§ EXERCISE DETAILS
Reproduce the records below exactly; no pictures.

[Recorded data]
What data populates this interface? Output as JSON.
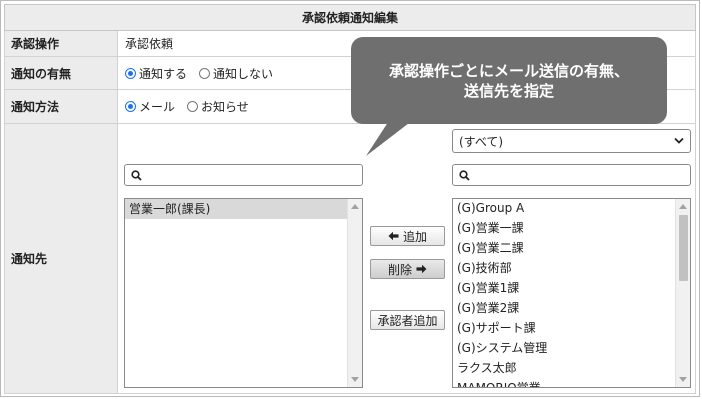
{
  "header": {
    "title": "承認依頼通知編集"
  },
  "rows": {
    "operation": {
      "label": "承認操作",
      "value": "承認依頼"
    },
    "notify": {
      "label": "通知の有無",
      "options": [
        "通知する",
        "通知しない"
      ],
      "selected": "通知する"
    },
    "method": {
      "label": "通知方法",
      "options": [
        "メール",
        "お知らせ"
      ],
      "selected": "メール"
    },
    "recipients": {
      "label": "通知先"
    }
  },
  "left_list": {
    "items": [
      "営業一郎(課長)"
    ],
    "selected": "営業一郎(課長)"
  },
  "buttons": {
    "add": "追加",
    "remove": "削除",
    "add_approver": "承認者追加"
  },
  "right_panel": {
    "filter_value": "(すべて)",
    "items": [
      "(G)Group A",
      "(G)営業一課",
      "(G)営業二課",
      "(G)技術部",
      "(G)営業1課",
      "(G)営業2課",
      "(G)サポート課",
      "(G)システム管理",
      "ラクス太郎",
      "MAMORIO営業"
    ]
  },
  "callout": {
    "line1": "承認操作ごとにメール送信の有無、",
    "line2": "送信先を指定"
  },
  "icons": [
    "search-icon",
    "arrow-left-icon",
    "arrow-right-icon",
    "chevron-down-icon"
  ]
}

§ FINAL ANSWER
What data populates this interface? Output as JSON.
{
  "header": {
    "title": "承認依頼通知編集"
  },
  "rows": {
    "operation": {
      "label": "承認操作",
      "value": "承認依頼"
    },
    "notify": {
      "label": "通知の有無",
      "options": [
        "通知する",
        "通知しない"
      ],
      "selected": "通知する"
    },
    "method": {
      "label": "通知方法",
      "options": [
        "メール",
        "お知らせ"
      ],
      "selected": "メール"
    },
    "recipients": {
      "label": "通知先"
    }
  },
  "left_list": {
    "items": [
      "営業一郎(課長)"
    ],
    "selected": "営業一郎(課長)"
  },
  "buttons": {
    "add": "追加",
    "remove": "削除",
    "add_approver": "承認者追加"
  },
  "right_panel": {
    "filter_value": "(すべて)",
    "items": [
      "(G)Group A",
      "(G)営業一課",
      "(G)営業二課",
      "(G)技術部",
      "(G)営業1課",
      "(G)営業2課",
      "(G)サポート課",
      "(G)システム管理",
      "ラクス太郎",
      "MAMORIO営業"
    ]
  },
  "callout": {
    "line1": "承認操作ごとにメール送信の有無、",
    "line2": "送信先を指定"
  },
  "icons": [
    "search-icon",
    "arrow-left-icon",
    "arrow-right-icon",
    "chevron-down-icon"
  ]
}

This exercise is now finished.